forget the highlands. everything i have read says they (atleast the ones i want) grow ungodly slowly, and i dont want something that grows fast. Thanks very much! I'm really glad you told me they grow faster than people say.
It depends upon your growing conditions, if the plants are rarely moved, well fed, in good light, humidity and appropriate temperatures they appear to grow faster than most literature states. The reason plants grow slowly (like a 5 year old N rajah that's still only 15 cm (6") in diameter) is because something is obviously stressing the plant and not allowing it to grow easily. I have one N. lowii which is doing fantastic at least in comparison to another which for some reason refuses to settle in and start growing for 1 1/2 years now. For some reason it never makes a decent root system I've gven it 9 months between root checks and it is nearly time for another attempted repotting and root check. Perhaps it is affected by some pathogen.
I try to give my plants the easiest possible conditions to grow in instead of trying to force the plant to perform in adverse conditions. Some peple say this takes the "skill" out of growing plants but I prefer to relax and enjoy observing my plants instead of working to keep them alive. This is part of why I switched from aquatic plants and killifish to Nepenthes-less manual labor!

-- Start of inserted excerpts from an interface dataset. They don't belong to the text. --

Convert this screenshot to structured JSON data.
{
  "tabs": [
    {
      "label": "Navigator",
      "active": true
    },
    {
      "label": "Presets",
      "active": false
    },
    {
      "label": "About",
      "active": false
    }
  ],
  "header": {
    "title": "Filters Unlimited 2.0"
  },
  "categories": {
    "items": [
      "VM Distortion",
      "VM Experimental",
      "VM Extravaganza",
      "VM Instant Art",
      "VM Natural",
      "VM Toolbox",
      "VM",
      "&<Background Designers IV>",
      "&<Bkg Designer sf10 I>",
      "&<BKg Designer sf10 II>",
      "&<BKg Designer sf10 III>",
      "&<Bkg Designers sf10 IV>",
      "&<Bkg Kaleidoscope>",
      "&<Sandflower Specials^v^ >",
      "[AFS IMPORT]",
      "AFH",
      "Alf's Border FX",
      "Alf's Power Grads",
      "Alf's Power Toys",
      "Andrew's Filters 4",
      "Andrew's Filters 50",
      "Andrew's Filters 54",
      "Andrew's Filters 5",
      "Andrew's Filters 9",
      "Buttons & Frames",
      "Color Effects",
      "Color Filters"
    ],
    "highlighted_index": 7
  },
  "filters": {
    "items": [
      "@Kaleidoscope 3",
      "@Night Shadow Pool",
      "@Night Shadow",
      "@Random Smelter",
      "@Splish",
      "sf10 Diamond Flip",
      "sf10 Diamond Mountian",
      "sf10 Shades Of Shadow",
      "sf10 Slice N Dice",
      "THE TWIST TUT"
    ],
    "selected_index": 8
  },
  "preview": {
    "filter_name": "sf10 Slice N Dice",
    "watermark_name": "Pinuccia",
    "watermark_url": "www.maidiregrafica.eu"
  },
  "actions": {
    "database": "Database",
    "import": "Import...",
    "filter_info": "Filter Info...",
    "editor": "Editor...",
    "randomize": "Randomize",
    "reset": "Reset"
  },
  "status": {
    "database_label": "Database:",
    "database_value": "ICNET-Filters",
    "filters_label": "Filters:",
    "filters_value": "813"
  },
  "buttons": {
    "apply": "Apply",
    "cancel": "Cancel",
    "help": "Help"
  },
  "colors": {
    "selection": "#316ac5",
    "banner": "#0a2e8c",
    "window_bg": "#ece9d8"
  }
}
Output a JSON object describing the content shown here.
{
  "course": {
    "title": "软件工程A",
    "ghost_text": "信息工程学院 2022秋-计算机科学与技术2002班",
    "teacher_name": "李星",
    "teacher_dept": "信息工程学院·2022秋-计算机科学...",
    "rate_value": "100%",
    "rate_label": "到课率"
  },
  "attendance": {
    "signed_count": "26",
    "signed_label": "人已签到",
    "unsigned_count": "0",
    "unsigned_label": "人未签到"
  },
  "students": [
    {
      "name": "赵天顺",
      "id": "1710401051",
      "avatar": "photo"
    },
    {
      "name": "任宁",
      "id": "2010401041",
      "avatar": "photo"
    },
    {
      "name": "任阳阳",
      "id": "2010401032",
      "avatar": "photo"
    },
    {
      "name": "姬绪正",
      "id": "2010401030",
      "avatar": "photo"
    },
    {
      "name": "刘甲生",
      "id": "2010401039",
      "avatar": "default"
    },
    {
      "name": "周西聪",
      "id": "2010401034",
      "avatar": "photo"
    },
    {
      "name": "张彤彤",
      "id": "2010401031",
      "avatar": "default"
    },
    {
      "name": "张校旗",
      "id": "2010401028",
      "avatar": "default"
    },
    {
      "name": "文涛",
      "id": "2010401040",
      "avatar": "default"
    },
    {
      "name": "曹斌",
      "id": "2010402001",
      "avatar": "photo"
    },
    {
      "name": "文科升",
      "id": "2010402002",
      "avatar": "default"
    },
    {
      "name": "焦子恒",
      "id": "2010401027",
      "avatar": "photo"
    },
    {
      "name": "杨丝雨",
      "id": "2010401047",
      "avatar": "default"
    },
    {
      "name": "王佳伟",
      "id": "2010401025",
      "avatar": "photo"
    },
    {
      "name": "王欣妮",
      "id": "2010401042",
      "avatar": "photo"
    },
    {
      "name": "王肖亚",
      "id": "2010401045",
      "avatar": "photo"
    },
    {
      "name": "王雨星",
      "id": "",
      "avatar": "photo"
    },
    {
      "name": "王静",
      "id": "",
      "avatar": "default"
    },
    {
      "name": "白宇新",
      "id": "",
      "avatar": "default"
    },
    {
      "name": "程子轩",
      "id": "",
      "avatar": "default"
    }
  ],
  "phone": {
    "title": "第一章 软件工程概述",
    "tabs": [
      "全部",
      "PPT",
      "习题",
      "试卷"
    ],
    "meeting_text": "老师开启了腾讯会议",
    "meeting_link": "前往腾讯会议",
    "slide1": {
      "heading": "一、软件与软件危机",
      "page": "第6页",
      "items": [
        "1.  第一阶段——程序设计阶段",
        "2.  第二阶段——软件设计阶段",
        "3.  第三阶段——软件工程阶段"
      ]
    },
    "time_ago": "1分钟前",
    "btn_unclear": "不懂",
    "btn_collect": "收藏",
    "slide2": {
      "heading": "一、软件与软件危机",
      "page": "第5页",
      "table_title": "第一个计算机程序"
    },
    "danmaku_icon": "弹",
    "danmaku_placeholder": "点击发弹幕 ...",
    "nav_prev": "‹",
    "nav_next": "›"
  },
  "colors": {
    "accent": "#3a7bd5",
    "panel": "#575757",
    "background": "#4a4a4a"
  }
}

However, due to their pampered lifestyle in these controlled conditions, life outside their little habitats is a (near) death sentance for my plants. If I were to do a soil flushing session and forget to put a plant back overnight it would surely be dead by morning. Whereas a plant forced to deal with temp swings, occasional humidity drops, etc. may live, probably be stressed a good deal but live. Just 2 hours outside my chambers killed my enormous N. bicalcarata when I repotted it this last august. *[img]http://www.**********.com/iB_html312/non-cgi/emoticons/sad.gif[/img]
I would like to mention too, that my long gone N. khasiana had a growth habit very similar to N. ampullaria. It grew with one long stem ( almost 3 feet) which remained uncut, and almost ten basal shoots that didn't seem to want to climb. Yeah, I just remembered how similar the two species are... I really wish it hadn't died [img]http://www.**********.com/iB_html312/non-cgi/emoticons/mad.gif[/img] [img]http://www.**********.com/iB_html312/non-cgi/emoticons/mad.gif[/img] [img]http://www.**********.com/iB_html312/non-cgi/emoticons/mad.gif[/img] .